Directions: Print out every entry, keeping each line identical to the original.

Working data:
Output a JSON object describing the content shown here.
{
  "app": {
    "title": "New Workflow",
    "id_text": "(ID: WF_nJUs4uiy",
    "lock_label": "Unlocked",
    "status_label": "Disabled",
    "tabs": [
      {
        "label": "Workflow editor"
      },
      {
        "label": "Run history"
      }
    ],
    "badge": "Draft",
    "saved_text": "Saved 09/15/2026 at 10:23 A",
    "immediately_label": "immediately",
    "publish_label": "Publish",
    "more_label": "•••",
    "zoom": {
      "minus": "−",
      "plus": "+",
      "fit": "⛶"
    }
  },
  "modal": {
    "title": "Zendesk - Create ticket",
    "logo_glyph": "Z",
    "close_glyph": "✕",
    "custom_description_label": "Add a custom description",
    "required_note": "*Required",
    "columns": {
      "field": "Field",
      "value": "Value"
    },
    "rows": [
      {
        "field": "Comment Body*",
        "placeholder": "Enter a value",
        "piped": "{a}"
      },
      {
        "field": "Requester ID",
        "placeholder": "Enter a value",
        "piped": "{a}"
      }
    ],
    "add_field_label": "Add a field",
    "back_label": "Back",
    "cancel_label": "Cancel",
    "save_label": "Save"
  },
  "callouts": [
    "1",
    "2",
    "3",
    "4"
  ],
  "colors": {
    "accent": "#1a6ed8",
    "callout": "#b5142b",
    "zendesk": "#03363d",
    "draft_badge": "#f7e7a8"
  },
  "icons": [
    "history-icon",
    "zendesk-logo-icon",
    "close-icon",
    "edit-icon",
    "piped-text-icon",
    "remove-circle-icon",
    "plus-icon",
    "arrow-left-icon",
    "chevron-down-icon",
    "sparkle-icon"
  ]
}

Problem solution:
Output a JSON object describing the content shown here.
{
  "app": {
    "title": "New Workflow",
    "id_text": "(ID: WF_nJUs4uiy",
    "lock_label": "Unlocked",
    "status_label": "Disabled",
    "tabs": [
      {
        "label": "Workflow editor"
      },
      {
        "label": "Run history"
      }
    ],
    "badge": "Draft",
    "saved_text": "Saved 09/15/2026 at 10:23 A",
    "immediately_label": "immediately",
    "publish_label": "Publish",
    "more_label": "•••",
    "zoom": {
      "minus": "−",
      "plus": "+",
      "fit": "⛶"
    }
  },
  "modal": {
    "title": "Zendesk - Create ticket",
    "logo_glyph": "Z",
    "close_glyph": "✕",
    "custom_description_label": "Add a custom description",
    "required_note": "*Required",
    "columns": {
      "field": "Field",
      "value": "Value"
    },
    "rows": [
      {
        "field": "Comment Body*",
        "placeholder": "Enter a value",
        "piped": "{a}"
      },
      {
        "field": "Requester ID",
        "placeholder": "Enter a value",
        "piped": "{a}"
      }
    ],
    "add_field_label": "Add a field",
    "back_label": "Back",
    "cancel_label": "Cancel",
    "save_label": "Save"
  },
  "callouts": [
    "1",
    "2",
    "3",
    "4"
  ],
  "colors": {
    "accent": "#1a6ed8",
    "callout": "#b5142b",
    "zendesk": "#03363d",
    "draft_badge": "#f7e7a8"
  },
  "icons": [
    "history-icon",
    "zendesk-logo-icon",
    "close-icon",
    "edit-icon",
    "piped-text-icon",
    "remove-circle-icon",
    "plus-icon",
    "arrow-left-icon",
    "chevron-down-icon",
    "sparkle-icon"
  ]
}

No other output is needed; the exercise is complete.